DESCRIPTION OF THE TASK
Go through the records and give each one again exactly, omitting the images.
==================================================
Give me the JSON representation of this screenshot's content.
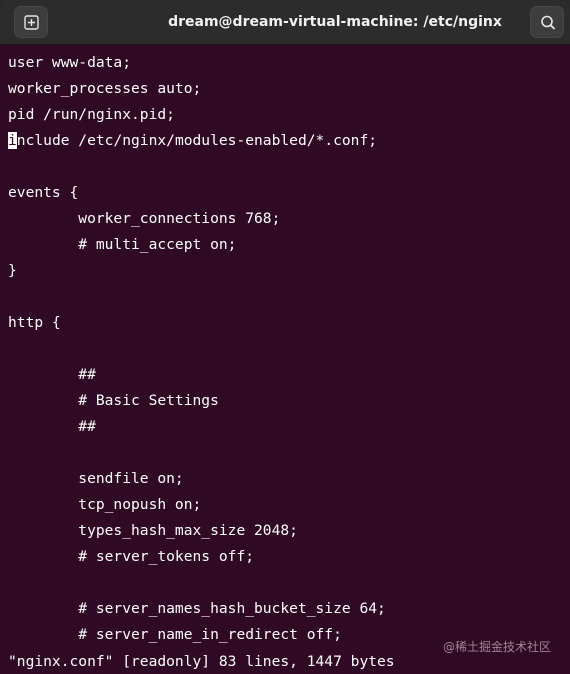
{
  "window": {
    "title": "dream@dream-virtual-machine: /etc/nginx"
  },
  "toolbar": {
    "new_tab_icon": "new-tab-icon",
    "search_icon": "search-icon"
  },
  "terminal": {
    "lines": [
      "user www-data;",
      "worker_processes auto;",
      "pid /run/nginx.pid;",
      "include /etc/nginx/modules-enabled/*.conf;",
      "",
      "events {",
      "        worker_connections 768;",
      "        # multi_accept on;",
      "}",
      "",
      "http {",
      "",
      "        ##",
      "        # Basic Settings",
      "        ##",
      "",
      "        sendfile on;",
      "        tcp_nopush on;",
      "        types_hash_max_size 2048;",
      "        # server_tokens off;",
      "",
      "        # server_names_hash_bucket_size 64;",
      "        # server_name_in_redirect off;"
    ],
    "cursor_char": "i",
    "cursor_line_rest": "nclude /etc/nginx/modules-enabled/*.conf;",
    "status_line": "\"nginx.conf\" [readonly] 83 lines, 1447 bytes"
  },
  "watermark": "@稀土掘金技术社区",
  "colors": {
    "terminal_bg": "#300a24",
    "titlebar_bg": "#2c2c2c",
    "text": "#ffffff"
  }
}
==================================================
ANSWER
Give me the JSON representation of this screenshot's content.
{
  "window": {
    "title": "dream@dream-virtual-machine: /etc/nginx"
  },
  "toolbar": {
    "new_tab_icon": "new-tab-icon",
    "search_icon": "search-icon"
  },
  "terminal": {
    "lines": [
      "user www-data;",
      "worker_processes auto;",
      "pid /run/nginx.pid;",
      "include /etc/nginx/modules-enabled/*.conf;",
      "",
      "events {",
      "        worker_connections 768;",
      "        # multi_accept on;",
      "}",
      "",
      "http {",
      "",
      "        ##",
      "        # Basic Settings",
      "        ##",
      "",
      "        sendfile on;",
      "        tcp_nopush on;",
      "        types_hash_max_size 2048;",
      "        # server_tokens off;",
      "",
      "        # server_names_hash_bucket_size 64;",
      "        # server_name_in_redirect off;"
    ],
    "cursor_char": "i",
    "cursor_line_rest": "nclude /etc/nginx/modules-enabled/*.conf;",
    "status_line": "\"nginx.conf\" [readonly] 83 lines, 1447 bytes"
  },
  "watermark": "@稀土掘金技术社区",
  "colors": {
    "terminal_bg": "#300a24",
    "titlebar_bg": "#2c2c2c",
    "text": "#ffffff"
  }
}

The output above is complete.